(Beginning of Data records)

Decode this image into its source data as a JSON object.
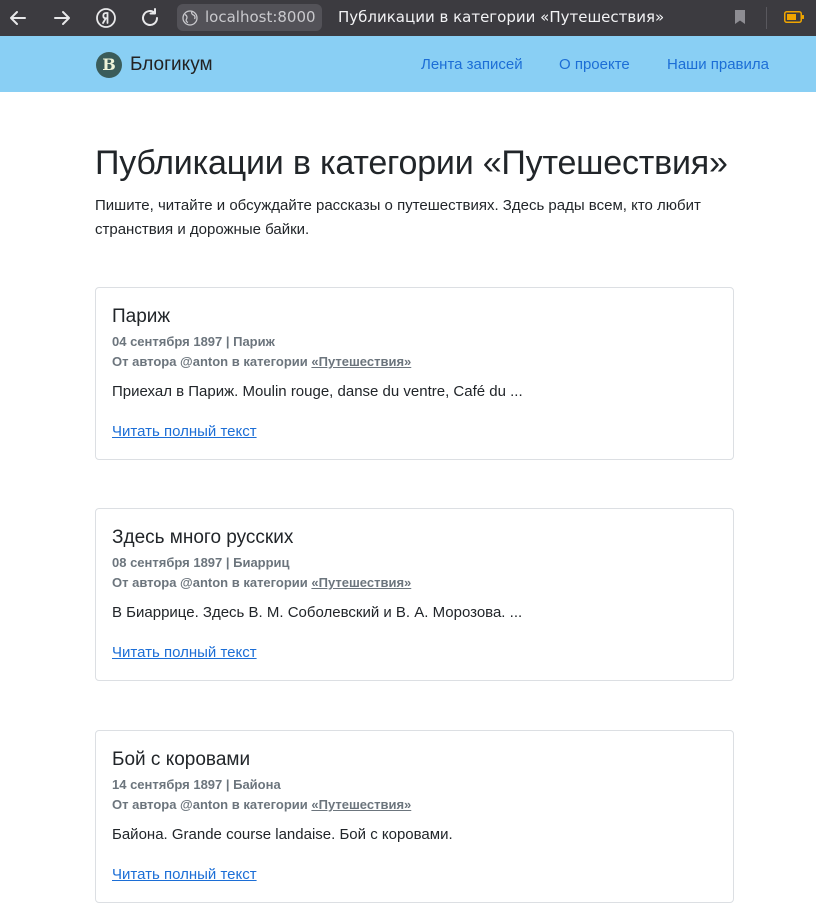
{
  "browser": {
    "url": "localhost:8000",
    "tab_title": "Публикации в категории «Путешествия»"
  },
  "header": {
    "logo_letter": "В",
    "brand": "Блогикум",
    "menu": [
      {
        "label": "Лента записей"
      },
      {
        "label": "О проекте"
      },
      {
        "label": "Наши правила"
      }
    ],
    "background": "#89cff4",
    "link_color": "#1c6ed6"
  },
  "page": {
    "title": "Публикации в категории «Путешествия»",
    "description": "Пишите, читайте и обсуждайте рассказы о путешествиях. Здесь рады всем, кто любит странствия и дорожные байки."
  },
  "posts": [
    {
      "title": "Париж",
      "date_location": "04 сентября 1897 | Париж",
      "author_prefix": "От автора @anton в категории",
      "category": "«Путешествия»",
      "excerpt": "Приехал в Париж. Moulin rouge, danse du ventre, Café du ...",
      "read_more": "Читать полный текст"
    },
    {
      "title": "Здесь много русских",
      "date_location": "08 сентября 1897 | Биарриц",
      "author_prefix": "От автора @anton в категории",
      "category": "«Путешествия»",
      "excerpt": "В Биаррице. Здесь В. М. Соболевский и В. А. Морозова. ...",
      "read_more": "Читать полный текст"
    },
    {
      "title": "Бой с коровами",
      "date_location": "14 сентября 1897 | Байона",
      "author_prefix": "От автора @anton в категории",
      "category": "«Путешествия»",
      "excerpt": "Байона. Grande course landaise. Бой с коровами.",
      "read_more": "Читать полный текст"
    }
  ]
}
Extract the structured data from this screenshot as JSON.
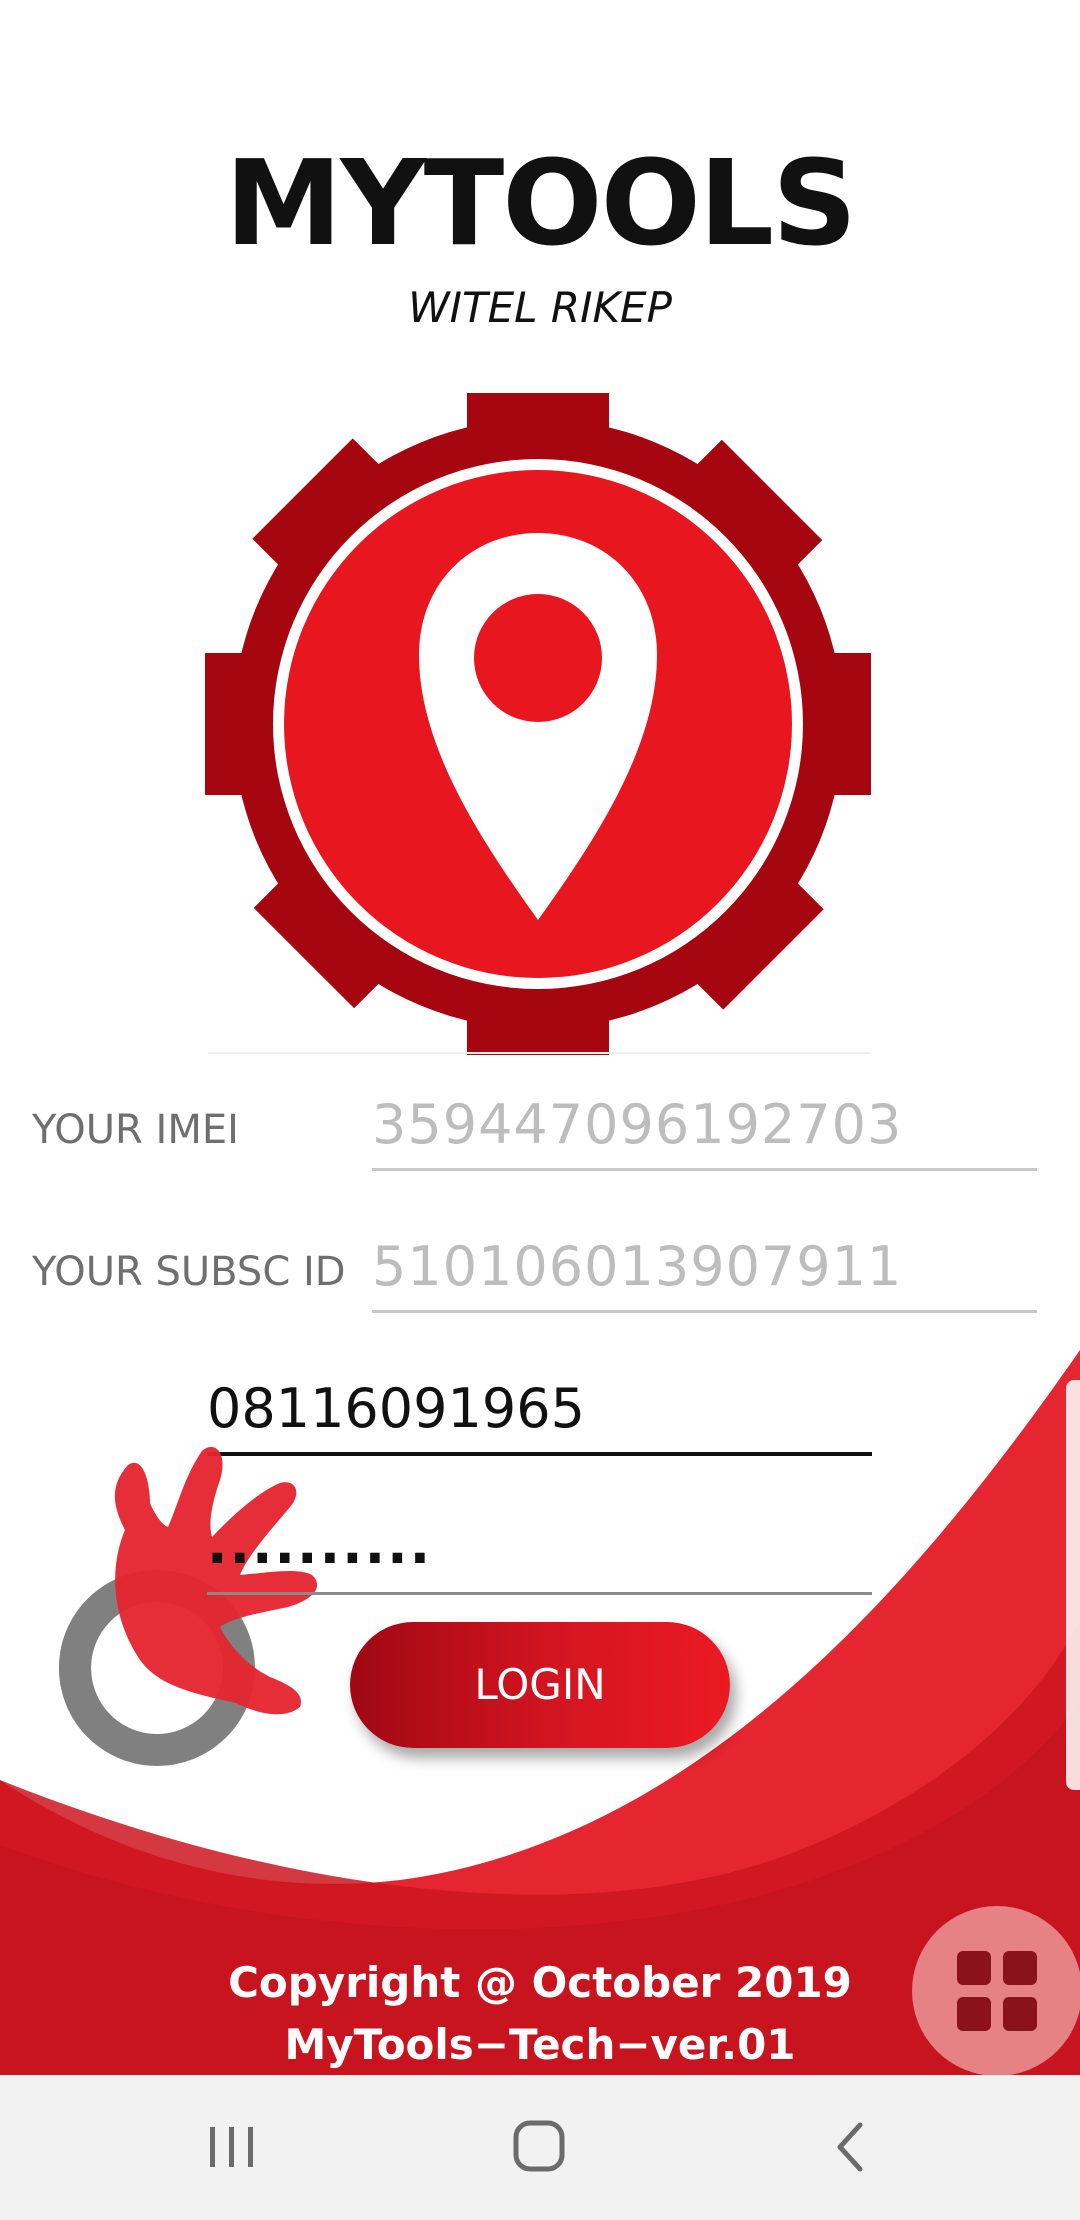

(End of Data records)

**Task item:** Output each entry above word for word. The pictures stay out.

**Exercise output:**
Decode this image into its source data as a JSON object.
{
  "browser": {
    "url": "localhost:8000",
    "tab_title": "Публикации в категории «Путешествия»"
  },
  "header": {
    "logo_letter": "В",
    "brand": "Блогикум",
    "menu": [
      {
        "label": "Лента записей"
      },
      {
        "label": "О проекте"
      },
      {
        "label": "Наши правила"
      }
    ],
    "background": "#89cff4",
    "link_color": "#1c6ed6"
  },
  "page": {
    "title": "Публикации в категории «Путешествия»",
    "description": "Пишите, читайте и обсуждайте рассказы о путешествиях. Здесь рады всем, кто любит странствия и дорожные байки."
  },
  "posts": [
    {
      "title": "Париж",
      "date_location": "04 сентября 1897 | Париж",
      "author_prefix": "От автора @anton в категории",
      "category": "«Путешествия»",
      "excerpt": "Приехал в Париж. Moulin rouge, danse du ventre, Café du ...",
      "read_more": "Читать полный текст"
    },
    {
      "title": "Здесь много русских",
      "date_location": "08 сентября 1897 | Биарриц",
      "author_prefix": "От автора @anton в категории",
      "category": "«Путешествия»",
      "excerpt": "В Биаррице. Здесь В. М. Соболевский и В. А. Морозова. ...",
      "read_more": "Читать полный текст"
    },
    {
      "title": "Бой с коровами",
      "date_location": "14 сентября 1897 | Байона",
      "author_prefix": "От автора @anton в категории",
      "category": "«Путешествия»",
      "excerpt": "Байона. Grande course landaise. Бой с коровами.",
      "read_more": "Читать полный текст"
    }
  ]
}
Extract the structured data from this screenshot as JSON.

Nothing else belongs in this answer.